Surprising: state gas taxes appear to have very little effect on either driving habits or fuel consumption. More precisely, there’s no correlation between a state’s gasoline tax and the amount of fuel its residents use or the amount of driving they do.
Don’t believe me? Feast your eyes on these babies:
Those are big, fat, completely uncorrelated blobs. What you’re seeing is all 50 states plus D.C. plotted to show a relationship between state gas tax rates and per capita fuel consumption (in the first chart) and per capita miles driven (in the second chart). There is essentially no relationship whatsoever.
Maybe this shouldn’t be surprising. There’s a very good reason why gas taxes don’t appear to reduce consumption: the tax revenues are expressly dedicated to boosting consumption. In fact, in most states, gas taxes are set aside especially for building and maintaining roads. So state gas taxes are sort of like tobacco taxes … if the tobacco revenue were funneled into advertising cigarettes.
And for another thing, state gas taxes are pretty small.

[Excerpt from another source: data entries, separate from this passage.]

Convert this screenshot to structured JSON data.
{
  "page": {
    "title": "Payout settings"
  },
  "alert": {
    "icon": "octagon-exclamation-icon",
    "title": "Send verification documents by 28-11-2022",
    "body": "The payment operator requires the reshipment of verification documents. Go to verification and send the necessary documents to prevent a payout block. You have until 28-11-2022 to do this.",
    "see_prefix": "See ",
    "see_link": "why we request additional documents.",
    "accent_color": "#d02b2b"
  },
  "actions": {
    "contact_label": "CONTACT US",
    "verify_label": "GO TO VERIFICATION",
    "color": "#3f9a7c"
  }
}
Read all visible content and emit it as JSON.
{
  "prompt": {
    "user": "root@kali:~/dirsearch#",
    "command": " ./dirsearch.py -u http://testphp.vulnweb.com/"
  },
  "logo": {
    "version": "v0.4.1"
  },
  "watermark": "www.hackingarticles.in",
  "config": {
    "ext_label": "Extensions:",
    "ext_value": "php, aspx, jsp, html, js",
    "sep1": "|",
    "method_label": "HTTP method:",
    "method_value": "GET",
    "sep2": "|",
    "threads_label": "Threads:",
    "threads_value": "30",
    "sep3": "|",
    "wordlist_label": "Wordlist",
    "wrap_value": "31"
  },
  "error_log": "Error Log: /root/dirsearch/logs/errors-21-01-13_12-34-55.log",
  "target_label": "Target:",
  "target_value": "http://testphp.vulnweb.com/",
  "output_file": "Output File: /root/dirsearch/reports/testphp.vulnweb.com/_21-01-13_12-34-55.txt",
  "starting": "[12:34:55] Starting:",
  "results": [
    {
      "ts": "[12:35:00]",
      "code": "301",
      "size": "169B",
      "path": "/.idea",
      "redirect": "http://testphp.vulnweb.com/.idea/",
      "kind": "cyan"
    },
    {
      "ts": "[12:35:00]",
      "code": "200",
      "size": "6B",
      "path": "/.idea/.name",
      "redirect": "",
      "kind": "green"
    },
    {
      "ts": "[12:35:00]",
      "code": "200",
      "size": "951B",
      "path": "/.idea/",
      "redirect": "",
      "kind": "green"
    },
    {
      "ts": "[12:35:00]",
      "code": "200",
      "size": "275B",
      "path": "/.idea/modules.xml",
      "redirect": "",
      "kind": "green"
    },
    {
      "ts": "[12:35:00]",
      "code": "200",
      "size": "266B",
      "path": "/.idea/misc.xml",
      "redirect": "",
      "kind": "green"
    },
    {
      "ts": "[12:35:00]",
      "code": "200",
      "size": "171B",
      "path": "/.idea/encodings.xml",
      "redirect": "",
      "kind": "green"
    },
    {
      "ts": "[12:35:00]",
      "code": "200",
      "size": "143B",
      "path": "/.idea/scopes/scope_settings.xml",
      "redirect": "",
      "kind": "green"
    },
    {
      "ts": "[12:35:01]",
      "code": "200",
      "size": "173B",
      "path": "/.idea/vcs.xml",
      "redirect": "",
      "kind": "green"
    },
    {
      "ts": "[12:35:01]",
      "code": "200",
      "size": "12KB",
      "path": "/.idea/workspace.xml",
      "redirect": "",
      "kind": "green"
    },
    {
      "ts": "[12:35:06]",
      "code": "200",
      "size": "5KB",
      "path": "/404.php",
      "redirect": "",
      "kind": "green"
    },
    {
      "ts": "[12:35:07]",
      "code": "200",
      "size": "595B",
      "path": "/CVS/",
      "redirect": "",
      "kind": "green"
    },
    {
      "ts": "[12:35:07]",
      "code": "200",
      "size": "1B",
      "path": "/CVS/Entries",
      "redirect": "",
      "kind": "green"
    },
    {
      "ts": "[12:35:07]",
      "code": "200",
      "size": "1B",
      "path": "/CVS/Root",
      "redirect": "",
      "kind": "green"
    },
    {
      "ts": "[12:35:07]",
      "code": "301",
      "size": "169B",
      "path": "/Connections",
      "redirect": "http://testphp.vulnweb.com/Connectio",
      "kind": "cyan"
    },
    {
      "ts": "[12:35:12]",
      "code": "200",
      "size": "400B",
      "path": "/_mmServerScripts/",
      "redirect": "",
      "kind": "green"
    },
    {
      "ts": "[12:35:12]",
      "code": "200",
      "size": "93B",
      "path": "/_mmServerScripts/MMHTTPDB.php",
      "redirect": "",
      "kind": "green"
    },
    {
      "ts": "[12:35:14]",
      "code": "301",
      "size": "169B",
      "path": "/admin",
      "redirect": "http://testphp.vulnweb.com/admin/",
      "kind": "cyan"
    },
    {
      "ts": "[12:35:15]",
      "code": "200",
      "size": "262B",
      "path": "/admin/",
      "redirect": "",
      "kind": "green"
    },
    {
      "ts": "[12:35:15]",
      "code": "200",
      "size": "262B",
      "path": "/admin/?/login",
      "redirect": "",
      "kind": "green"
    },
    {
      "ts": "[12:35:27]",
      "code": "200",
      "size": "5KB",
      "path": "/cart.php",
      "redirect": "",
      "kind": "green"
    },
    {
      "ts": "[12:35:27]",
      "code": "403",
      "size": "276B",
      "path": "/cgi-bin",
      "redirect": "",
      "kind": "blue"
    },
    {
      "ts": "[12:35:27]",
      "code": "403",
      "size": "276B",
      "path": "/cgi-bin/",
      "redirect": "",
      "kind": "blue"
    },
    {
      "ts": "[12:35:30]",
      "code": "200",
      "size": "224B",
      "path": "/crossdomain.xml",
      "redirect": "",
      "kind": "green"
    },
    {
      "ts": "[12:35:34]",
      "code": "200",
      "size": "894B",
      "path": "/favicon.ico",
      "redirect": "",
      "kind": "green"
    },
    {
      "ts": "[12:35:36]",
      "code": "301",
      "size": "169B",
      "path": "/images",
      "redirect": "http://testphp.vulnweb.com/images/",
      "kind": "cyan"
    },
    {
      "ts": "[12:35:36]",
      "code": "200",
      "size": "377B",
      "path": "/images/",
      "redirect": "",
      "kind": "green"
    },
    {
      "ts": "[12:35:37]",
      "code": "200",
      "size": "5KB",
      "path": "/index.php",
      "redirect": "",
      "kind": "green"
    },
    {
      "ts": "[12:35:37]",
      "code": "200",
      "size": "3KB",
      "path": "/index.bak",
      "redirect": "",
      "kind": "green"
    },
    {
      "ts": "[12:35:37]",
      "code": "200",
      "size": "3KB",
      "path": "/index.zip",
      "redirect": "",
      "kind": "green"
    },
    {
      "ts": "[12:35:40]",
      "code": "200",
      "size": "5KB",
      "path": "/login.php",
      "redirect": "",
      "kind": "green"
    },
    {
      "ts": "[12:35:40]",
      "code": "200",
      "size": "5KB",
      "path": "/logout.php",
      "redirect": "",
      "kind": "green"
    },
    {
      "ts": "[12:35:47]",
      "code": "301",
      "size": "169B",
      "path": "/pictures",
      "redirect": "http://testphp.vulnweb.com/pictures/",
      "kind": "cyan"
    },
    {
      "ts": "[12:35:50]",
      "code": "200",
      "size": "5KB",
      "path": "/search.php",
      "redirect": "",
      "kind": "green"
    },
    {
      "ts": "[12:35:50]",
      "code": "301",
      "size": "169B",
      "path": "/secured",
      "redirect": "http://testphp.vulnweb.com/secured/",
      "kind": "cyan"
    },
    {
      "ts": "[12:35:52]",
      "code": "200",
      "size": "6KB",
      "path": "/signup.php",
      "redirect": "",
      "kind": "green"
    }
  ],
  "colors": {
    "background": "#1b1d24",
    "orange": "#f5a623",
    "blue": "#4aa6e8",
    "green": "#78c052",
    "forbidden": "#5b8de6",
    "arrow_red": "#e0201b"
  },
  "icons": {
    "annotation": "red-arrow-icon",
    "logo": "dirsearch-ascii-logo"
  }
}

They’re small enough, anyway, that they don’t make a huge difference in the price at the pump. Even though there’s a pretty large difference between state tax rates — from 7.5 cents per gallon in Georgia to 36 cents per gallon in Washington — they only account for a small fraction of the consumer price. For a typical state, with tax rate in the neighborhood of 21 cents per gallon, state gas taxes would account for only about 10 percent of the purchase price — and maybe as little as 5 or 6 percent during the recent gas price runup in 2008. So even if price matters (and it does), state taxes aren’t big enough to make a large difference.
In fairness, there may be dozens of other factors that also work to obscure the relationships between tax rates and behavior, such as the relative wealth of states, disparate levels of urbanization, differences in physical geography, and so on.
There are a couple of lessons here. First, a general one: if you want to use taxes to reduce consumption, you probably shouldn’t spend the revenue to promote consumption. (This isn’t a knock against state gas taxes; they weren’t designed to depress gas use, but to to fund infrastructure.) So a carbon tax would still work to reduce carbon emissions as long as the proceeds weren’t used to generate more carbon.
The second lesson is a two-parter. States like Oregon that are considering switching from a fuel tax to a mileage tax should consider the following. Number one, reducing the state gas tax may not make much difference to fuel use. And number two, taxing mileage may not do much of anything to reduce driving. That’s because Oregon’s proposed mileage tax would be much like existing gas taxes: it would be designed to support more driving.
Notes: Fuel consumption and driving figures come from the US Federal Highway Administration’s most recent data here and here. Per capita rates are calculated using 2007 population data from the US Census Bureau, here.